Weather Patterns and Environmental Implications
The North American Climate Zones have a significant impact on weather patterns, ecosystems, and natural resources. Depending on the zone, weather conditions can range from extremely cold with little rainfall to hot and humid with heavy rainfall, affecting the growth and survival of plant and animal life.
For example, the Arctic climate zone experiences long, frigid winters with little daylight and short, cool summers. The extremely low temperatures and harsh weather conditions make it difficult for most plant and animal species to survive.
The diversity of climate zones in North America influences the environmental conditions across the continent. The varying amounts of rainfall and temperature fluctuations have tremendous implications for ecosystems, from the barren deserts of the Southwest to the lush forests of the Pacific Northwest.
Climate zones also have significant impacts on natural resources.

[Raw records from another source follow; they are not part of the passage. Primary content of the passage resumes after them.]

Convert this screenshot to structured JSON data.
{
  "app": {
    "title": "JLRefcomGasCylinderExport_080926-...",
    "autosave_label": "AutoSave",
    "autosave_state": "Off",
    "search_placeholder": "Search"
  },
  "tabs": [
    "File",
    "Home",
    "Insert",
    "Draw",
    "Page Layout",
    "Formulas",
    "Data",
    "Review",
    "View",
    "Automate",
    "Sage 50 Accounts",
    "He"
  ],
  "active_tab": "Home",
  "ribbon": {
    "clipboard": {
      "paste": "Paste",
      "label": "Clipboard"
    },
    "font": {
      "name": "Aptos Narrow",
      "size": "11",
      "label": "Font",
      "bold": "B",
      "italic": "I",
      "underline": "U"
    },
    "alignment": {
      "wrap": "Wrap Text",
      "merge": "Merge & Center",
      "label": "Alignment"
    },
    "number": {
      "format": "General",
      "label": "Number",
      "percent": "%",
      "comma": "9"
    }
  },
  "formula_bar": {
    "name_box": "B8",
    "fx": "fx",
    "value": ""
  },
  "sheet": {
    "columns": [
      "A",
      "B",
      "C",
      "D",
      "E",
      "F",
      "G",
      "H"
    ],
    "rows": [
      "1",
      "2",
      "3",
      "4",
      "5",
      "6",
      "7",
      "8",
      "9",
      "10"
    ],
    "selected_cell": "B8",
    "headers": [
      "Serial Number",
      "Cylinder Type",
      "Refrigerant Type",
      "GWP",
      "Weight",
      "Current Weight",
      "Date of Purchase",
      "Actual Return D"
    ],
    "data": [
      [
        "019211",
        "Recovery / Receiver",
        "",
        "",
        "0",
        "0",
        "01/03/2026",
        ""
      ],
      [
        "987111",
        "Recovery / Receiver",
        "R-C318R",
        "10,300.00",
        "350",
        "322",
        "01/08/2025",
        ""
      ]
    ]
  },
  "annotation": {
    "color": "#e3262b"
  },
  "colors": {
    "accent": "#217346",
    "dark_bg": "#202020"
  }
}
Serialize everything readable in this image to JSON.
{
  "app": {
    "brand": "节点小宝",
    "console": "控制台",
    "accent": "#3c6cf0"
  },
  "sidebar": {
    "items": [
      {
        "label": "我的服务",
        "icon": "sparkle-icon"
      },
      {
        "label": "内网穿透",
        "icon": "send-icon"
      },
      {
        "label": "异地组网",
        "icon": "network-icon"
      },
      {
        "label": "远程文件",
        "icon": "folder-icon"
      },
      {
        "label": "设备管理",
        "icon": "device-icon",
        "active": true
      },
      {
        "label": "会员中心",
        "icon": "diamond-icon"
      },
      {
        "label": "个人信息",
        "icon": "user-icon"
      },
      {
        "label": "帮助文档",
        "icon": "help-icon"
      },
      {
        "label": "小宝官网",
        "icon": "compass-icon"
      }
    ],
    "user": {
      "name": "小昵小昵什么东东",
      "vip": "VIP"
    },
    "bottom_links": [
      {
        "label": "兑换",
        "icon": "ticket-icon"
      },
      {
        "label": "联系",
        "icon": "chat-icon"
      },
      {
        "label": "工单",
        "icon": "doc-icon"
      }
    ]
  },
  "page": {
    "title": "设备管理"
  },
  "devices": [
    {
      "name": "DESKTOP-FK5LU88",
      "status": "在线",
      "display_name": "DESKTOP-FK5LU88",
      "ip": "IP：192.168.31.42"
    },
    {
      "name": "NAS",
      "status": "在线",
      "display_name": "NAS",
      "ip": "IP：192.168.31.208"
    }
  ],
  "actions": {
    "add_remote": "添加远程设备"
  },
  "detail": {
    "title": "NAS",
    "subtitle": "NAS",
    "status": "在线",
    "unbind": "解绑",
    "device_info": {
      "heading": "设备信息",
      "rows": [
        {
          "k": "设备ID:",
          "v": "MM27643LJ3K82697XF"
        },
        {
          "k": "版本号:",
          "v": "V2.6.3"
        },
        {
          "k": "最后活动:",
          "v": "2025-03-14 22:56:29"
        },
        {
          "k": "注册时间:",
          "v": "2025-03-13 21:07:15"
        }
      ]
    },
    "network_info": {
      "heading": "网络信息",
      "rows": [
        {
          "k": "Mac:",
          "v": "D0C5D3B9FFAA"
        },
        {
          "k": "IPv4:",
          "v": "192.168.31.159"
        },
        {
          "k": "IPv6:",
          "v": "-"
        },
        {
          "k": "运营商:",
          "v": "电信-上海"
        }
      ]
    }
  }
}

For example, the temperate climate zone in the Southeast provides favorable conditions for agriculture, while the desert climate zones in the Southwest pose significant challenges for cultivating crops.
The effects of climate change further exacerbate the challenges presented by North American Climate Zones. The changing weather patterns and increased frequency of extreme weather events have far-reaching implications for ecosystems and natural resources.
“We must be proactive in our efforts to mitigate the impacts of climate change on our environment,” says John Smith, a leading environmental activist. “This means reducing our reliance on fossil fuels, investing in clean energy technologies, and promoting sustainable development practices.”
In conclusion, the North American Climate Zones play a vital role in determining the weather patterns and environmental conditions across the continent. As we continue to grapple with the impacts of climate change, it is essential to understand the challenges and opportunities presented by varying climate zones and promote sustainable solutions to address them.
In conclusion, understanding the North American Climate Zones is crucial for comprehending the weather patterns and environmental conditions across the continent. The diversity of climate zones in North America plays a significant role in shaping the geography, ecosystems, and natural resources of different regions.
By analyzing the weather patterns and environmental implications of North American Climate Zones, we can develop proactive climate policies and adaptations to address the challenges posed by changing climate conditions. As climate change continues to affect the planet, the importance of understanding and mitigating its impact on North American Climate Zones cannot be ignored.
In summary, North American Climate Zones influence the weather and environment in diverse ways, and their significance cannot be overstated. It is imperative that we take a holistic approach to understanding and addressing the impact of climate change on these climate zones as they have far-reaching implications for the ecological and social well-being of the continent.